The 1984 Ghostbusters movie, along with its less successful 1989 sequel have always been two of my favorite movies that I enjoy watching over and over again, especially around the holidays. So, I wanted to see how the new feature compared to the 1984 classic. I don’t mind reboots, sequels, prequels and the like, but I won’t get out of my way to see them in theater. Honestly, I tend to be suspicious about those attempts to recapture the magic of a beloved film; especially with the reboots—some of them, I wish, would forever disappear in the infinite space continuum in default of erasing them from existence. Then, what brought me to the Ghostbusters reboot? I must admit that the all-female cast sparked interest in my feminist mind.

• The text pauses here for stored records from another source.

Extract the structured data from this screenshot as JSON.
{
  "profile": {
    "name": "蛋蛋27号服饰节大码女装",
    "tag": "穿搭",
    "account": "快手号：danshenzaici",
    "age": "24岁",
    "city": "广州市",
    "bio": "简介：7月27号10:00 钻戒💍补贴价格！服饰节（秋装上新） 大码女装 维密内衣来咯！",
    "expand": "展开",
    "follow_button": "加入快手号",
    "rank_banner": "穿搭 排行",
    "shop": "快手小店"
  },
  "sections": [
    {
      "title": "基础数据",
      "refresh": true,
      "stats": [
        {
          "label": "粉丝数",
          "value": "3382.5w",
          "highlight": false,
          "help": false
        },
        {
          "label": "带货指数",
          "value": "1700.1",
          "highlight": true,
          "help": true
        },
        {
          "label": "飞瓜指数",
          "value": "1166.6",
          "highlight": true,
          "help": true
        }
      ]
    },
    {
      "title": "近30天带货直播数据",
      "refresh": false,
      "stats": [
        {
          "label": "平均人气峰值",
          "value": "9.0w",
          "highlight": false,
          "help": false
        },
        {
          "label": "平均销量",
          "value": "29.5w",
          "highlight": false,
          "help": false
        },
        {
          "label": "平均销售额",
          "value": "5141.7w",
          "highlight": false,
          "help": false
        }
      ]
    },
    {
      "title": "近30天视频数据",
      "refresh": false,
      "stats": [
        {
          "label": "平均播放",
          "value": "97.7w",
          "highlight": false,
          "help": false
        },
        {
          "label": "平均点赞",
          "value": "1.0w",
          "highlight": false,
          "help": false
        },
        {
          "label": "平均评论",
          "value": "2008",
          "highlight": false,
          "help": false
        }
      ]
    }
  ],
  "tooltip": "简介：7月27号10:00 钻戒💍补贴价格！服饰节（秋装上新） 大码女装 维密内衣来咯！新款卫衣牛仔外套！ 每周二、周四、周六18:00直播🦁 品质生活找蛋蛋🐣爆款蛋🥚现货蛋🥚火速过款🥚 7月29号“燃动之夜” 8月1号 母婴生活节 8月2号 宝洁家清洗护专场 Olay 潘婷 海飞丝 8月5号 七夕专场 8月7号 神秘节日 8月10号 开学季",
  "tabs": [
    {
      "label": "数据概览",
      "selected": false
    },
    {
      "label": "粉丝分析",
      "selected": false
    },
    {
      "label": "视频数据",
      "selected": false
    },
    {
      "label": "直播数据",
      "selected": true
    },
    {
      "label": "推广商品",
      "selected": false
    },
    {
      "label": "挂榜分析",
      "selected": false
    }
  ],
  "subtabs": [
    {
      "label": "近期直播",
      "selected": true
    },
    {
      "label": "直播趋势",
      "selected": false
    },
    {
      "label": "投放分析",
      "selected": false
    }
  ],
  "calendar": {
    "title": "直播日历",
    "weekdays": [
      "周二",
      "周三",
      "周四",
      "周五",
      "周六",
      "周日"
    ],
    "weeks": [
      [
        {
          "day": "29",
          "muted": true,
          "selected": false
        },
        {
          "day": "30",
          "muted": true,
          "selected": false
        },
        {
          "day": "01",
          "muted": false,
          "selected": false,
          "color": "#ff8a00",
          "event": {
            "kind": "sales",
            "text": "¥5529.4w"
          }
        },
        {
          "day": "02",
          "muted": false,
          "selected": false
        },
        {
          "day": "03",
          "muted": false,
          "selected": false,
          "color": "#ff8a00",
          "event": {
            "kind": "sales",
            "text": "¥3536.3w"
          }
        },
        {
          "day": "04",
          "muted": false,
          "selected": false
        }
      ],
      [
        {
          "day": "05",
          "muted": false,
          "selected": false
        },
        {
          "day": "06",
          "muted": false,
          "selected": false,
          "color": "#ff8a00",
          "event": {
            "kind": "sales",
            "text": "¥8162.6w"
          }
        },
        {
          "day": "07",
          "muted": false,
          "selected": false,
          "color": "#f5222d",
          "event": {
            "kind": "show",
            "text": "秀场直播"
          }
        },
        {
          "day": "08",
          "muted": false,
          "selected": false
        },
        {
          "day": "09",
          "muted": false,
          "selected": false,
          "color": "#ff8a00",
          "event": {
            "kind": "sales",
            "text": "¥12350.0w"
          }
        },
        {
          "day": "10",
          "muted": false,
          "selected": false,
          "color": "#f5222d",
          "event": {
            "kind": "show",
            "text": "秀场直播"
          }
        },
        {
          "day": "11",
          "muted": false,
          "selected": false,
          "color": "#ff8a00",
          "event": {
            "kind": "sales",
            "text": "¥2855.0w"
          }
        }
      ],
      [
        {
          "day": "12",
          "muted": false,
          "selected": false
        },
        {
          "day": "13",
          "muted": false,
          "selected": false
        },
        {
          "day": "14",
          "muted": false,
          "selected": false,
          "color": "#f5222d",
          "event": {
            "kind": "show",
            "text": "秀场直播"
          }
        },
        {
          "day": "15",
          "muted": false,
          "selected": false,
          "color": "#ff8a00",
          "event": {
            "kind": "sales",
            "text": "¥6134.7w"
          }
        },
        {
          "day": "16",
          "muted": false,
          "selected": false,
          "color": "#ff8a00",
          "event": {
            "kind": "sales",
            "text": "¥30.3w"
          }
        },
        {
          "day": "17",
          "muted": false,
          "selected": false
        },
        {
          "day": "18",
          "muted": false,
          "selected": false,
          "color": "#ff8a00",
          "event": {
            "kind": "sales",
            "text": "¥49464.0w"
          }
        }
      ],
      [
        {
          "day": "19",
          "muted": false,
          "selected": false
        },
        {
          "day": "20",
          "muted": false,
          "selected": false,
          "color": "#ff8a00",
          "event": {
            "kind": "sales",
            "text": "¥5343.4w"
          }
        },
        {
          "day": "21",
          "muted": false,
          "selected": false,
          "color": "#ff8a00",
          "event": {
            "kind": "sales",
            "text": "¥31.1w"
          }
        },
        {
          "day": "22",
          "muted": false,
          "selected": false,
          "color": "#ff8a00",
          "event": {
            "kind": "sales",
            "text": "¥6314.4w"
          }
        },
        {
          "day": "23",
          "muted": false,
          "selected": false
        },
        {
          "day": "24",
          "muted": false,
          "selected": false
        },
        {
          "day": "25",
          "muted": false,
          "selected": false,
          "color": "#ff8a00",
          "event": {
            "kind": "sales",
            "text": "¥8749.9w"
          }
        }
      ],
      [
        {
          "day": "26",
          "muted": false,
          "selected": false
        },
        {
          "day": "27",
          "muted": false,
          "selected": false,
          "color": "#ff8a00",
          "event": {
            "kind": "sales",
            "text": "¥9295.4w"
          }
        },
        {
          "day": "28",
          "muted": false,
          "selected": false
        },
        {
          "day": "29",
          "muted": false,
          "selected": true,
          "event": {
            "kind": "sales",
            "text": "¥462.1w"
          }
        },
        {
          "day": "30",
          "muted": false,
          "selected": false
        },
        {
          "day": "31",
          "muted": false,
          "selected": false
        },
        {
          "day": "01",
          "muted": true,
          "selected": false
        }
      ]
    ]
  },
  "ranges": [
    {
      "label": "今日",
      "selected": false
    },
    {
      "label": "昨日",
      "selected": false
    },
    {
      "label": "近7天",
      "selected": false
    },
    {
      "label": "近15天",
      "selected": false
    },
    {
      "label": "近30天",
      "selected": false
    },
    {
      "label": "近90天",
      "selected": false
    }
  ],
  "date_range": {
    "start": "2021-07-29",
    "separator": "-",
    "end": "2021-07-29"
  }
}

A lot was being said and written about Ghostbusters 2016 or Ghostbusters: Answer the Call as marketed on home release. But I ignored unflattering comments in the most graceful manner, by plugging my ears, singsonging “LA, LA, LA!", as well as let the fans rage without me. Passing on all the reviews, and armed with little expectation, I hauled my derriere on a train to Pasadena (to my surprise the movie was no longer playing in Los Angeles—usually not a good sign for a “Blockbuster!”). Later on, I read that the movie was a “commercial disappointment.”
Though I enjoyed the movie and laughed many times, I also found myself questioning a few production choices. And, sorry, but trying to make up with action and humor for an absence of substance won’t cut it for me. Still, I will give credit where it is due. Many points for the female cast, which is not composed of all skinny, flawless, impossibly perfect ladies, but gorgeous, more realistic ones—thanks to beautiful Melissa McCarthy and Leslie Jones as unlikely heroines. Also, more points for revisiting an almost untouchable classic, and making it... almost work!
However, the movie has a very difficult start, plowing its way into the storyline, giving it a bit of a choppy style as an attempt to beget life where it just lacks in good story-telling. This hesitancy transpires in the opening scenes which fall short. I had to resist the urge to deem it “not worthy!” based on the first 20 minutes in. Thankfully, this awkwardness and clumsy editing disappear after a while, when the storyline finally finds its bearing.
It’s an action movie; therefore, get prepared for “on-the-edge-of-your-seat” action packed scenes, which I always like. And some, here, are good. Others not so much, and some suffer from the
by Al Mohymont
47 | Ceres Magazine | Fall 2016
Background: Promotional still shot © Sony Pictures